What to know about Betterment's cash analysis?

Betterment's cash analysis provides you with feedback on how much extra cash you may be holding in your checking account, so you can earn more.

As your financial advisor, our aim is to help you make more effective decisions with your money. For most people, good decision-making and advice starts with evaluating your cash flow to determine how to prioritize your regular investing habits. But, the truth is doing this manually and on your own is hard work. To help with this, Betterment is now offering cash analysis.

TABLE OF CONTENTS

  1. How does Betterment analyze your cash?
  2. How do we analyze your checking account?
  3. What can you do with extra cash?
  4. How will you know when you have extra cash?
  5. Details to Remember About Our Cash Analysis

How does Betterment analyze your cash?

Betterment’s cash analysis aims to identify any extra cash in your linked checking account that could be earning you more. Our in-depth analysis automatically gathers information on your spending patterns in your linked checking account and provides you with feedback on your checking account balance. You’ll find our analysis and recommendation from “Home” when you log in to Betterment. We update our cash analysis regularly, letting you know you may have extra cash that might earn a higher yield in a different account, such as Cash Reserve.

How do we analyze your checking account?

We make a prediction about future expenses by looking at your last year of expenses. To get a better idea of your ongoing expenses, we filter out and remove very large, one-off expenses. We consider expenses to be large or one-off if they are over either the greater of $5,000 or the 99th percentile of all your expenses. If multiple expenses occur on the same day, we’ll add all of those expense totals together as if it was all one expense.

To make the forecast, we average the last year of the combined, filtered expenses and scale by the upper and lower bounds of the forecast period (21 days and 35 days).

Our predictions are updated on a regular basis as new expense data is available, which means that you may see them change from day to day.

To further understand Betterment’s cash analysis, read the full methodology.

What can you do with extra cash?

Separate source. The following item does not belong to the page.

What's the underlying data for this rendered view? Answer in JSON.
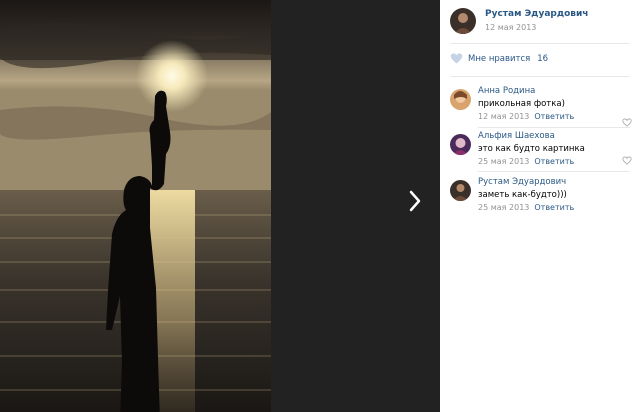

Since our cash analysis tells you when you may be holding extra cash, naturally, you may ask: “What should I do with my extra cash?”

Over the long-term, our advice is to identify your goals and consider deposit toward your goals—as Betterment is set up to help you do. By default, we offer Cash Reserve as a place to hold your extra cash to earn more than you might in your checking account. Our account is designed to earn a high yield. It will act as the holding place for the cash, until you make a decision to move it into a more defined investment goal or withdraw it for spending purposes.

How will you know when you have extra cash?

Since your checking account will inevitably see new deposits over time—and our prediction of your target balance will update too—then you may be wondering how you’ll find out when you have extra cash available.

You can log in to Betterment to see our most recent analysis of whether you have extra cash, as long as your checking account remains linked and active.

3 Details to Remember about Our Cash Analysis

  • Betterment’s cash analysis will update regularly. As time moves forward, you can continue to log in to Betterment and see our cash analysis feedback for you anytime from “Home.”
  • Betterment only analyzes spending patterns in your linked checking account. To receive the analysis, your account must be connected using our normal connection, managed by our partner, Plaid. If you’ve manually linked your bank account, you will not receive cash analysis.
  • Only one bank account can be analyzed currently. You can only link one checking account to Betterment for deposits and withdrawals, so we’ll only analyze that account. If you’ve linked other bank accounts to Betterment to see your balances, those accounts are not used in our cash analysis.